I still recommend washing the face twice daily and using a moisturizer. You may want to consider using shampoo to wash your beard too.
What kinds of mask fabrics should you consider?
It’s best to use a more breathable fabric to prevent breakouts. Good examples are 100% cotton or silk, since they are less likely to rub against the skin. Make sure that any mask you use has at least two layers, giving you better protection against the coronavirus.
What are some best practices for mask care?
If you’re using a disposable mask, I would recommend using a new one every day. If you’re using a cotton mask, it’s best to wash the mask or use a new mask every day. If you’re the type of person who sweats a lot, you may want to change your mask twice a day.
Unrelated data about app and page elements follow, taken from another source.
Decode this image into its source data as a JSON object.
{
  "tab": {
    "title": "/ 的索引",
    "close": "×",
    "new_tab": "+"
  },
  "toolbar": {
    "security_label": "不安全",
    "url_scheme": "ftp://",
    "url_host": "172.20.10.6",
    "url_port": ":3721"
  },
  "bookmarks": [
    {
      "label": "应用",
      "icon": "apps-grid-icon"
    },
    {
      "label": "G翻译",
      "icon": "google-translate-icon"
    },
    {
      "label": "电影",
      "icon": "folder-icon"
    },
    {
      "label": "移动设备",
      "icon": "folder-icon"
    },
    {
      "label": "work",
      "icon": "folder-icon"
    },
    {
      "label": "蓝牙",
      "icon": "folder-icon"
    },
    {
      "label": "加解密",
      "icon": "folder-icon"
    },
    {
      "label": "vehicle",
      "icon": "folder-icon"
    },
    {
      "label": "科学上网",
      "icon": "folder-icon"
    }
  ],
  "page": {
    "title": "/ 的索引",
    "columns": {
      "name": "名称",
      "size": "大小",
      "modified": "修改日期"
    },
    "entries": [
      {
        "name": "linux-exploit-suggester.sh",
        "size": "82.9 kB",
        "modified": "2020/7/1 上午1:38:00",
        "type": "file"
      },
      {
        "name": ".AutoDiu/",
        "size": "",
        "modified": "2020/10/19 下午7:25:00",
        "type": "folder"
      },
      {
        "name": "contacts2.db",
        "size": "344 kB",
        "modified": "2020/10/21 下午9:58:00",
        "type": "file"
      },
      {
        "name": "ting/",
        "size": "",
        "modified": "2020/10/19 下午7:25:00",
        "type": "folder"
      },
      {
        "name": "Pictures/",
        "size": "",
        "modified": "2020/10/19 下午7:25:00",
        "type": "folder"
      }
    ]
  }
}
With sweating, more humidity and moisture become trapped under the mask, which is more likely to cause maskne.
How can you tell if you have maskne?
It’s important to know that not every rash that develops under the mask is acne. I am seeing a lot of cases of contact dermatitis too, which is a type of skin allergy, and that’s treated very differently. An example of allergic contact dermatitis is poison ivy, which causes linear rashes. Elastic and nickel can cause reactions in some people as well.
Features common with acne are little red bumps (papules) or comedones, which are blackheads and whiteheads. Sometimes you can also see little pus bumps called pustules. With contact dermatitis there can also be fluid-filled bumps (vesicles). Dermatitis tends to be very itchy. Acne is less likely to be itchy.
How can you treat maskne?
There are some easy over-the-counter solutions. One is benzoyl peroxide, which comes in different percentages. I would stick with a lower percentage, such as 2% or 5%. You can also use salicylic acid, which comes in cleanser form as well. But if your acne is not improving within a week or two of over-the-counter treatment, see a board-certified dermatologist, because you may not have acne. Most importantly, if acne is not treated the right way, it can cause permanent scarring.
Shari Lipner, M.D., Ph.D., is a board-certified dermatologist at NewYork-Presbyterian/Weill Cornell Medical Center and an associate professor of clinical dermatology at Weill Cornell Medicine. She treats patients with skin, hair and nail conditions, as well as, skin cancers, and cosmetic concerns. She has authored more than 170 manuscripts and book chapters on skin and nail diseases and cosmetics, lectures nationwide, and is frequently called upon by the media for her expert opinion.